Is the Ryan budget the beginning...or the end?
This past week was all about the Ryan budget. Representative Paul Ryan, Chairman of the House Budget Committee, released his plan for the budget, which was then passed out of the Budget Committee by just one vote and is expected to be on the House floor next week.
The budget kicks off in a formal way many legislative plans. It can be a guiding document for future legislation, and it can include instructions to other Committees on what they need to do to meet certain spending or revenue targets.

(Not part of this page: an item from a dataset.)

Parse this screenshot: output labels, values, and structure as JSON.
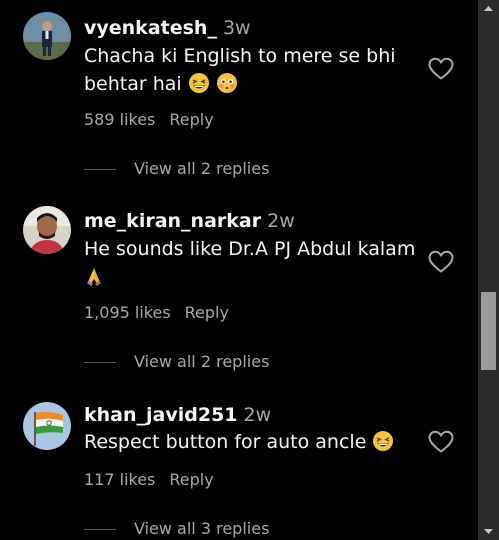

With regard to the farm bill and agriculture, the Ryan Budget instructs the Agriculture Committee to come up with $33.2 billion in cuts over the next ten years. In the summary document that was released with the legislation, Chairman Ryan suggests that this be done through reduced fixed, direct payments and through a reduction in crop insurance premium subsidies. The plan also indicates support for converting the Supplemental Nutrition Assistance Program (SNAP, formerly the food stamp program) to a state block grant program. You can find this document here.
IF the Senate were in agreement on these approaches and numbers, then we would be looking at a very real possibility of those $33.2 billion in cuts would happen through a farm bill that would be rolled into a "budget reconciliation bill". The Agriculture Committees would still be given an opportunity to craft those cuts the way they want, but they would be under a great deal of pressure to come up with that number.
BUT the Senate is not in agreement. So what does this budget mean? First, as many observers have mentioned, it decreases the likelihood of a farm bill being enacted before September 30. The House and Senate budget-minders are worlds apart from one another, and this budget still faces a test on the House floor. Even if the House were to pass this budget and the Agriculture Committee create a bill that would accomplish the cuts, you have to wonder, "To what end?" since the Senate is unlikely to take up the package and certainly will go a different path with the funds.
How does it complicate Senate action on the farm bill? Since it has been expected that the Senate will move first on a farm bill this year, what numbers will they use to guide their actions? Some Senators could seize on the Ryan budget as a sign that the other Chamber will be unlikely to come to terms with them this year, thereby casting some doubt on a farm bill coming out of the Senate. Or it could go the other way, and the Senate could produce a farm bill, with expected fewer reductions in spending in the hopes of setting the bar high for any comparisons with the House. Either way, it causes a problem were the House and Senate to try to conference legislation before September. Chairman Lucas in the House would presumably hold tight to his majority's bottom-line number, and it would likely give him little negotiating room. Chairwoman Stabenow in the Senate would be unlikely to accept an ultimatum from the House based on budget numbers that the Senate never accepted.
The big question now would be how such a stalemate affects the possibility of extending the farm bill when efforts to pass a new one fail. Stay tuned...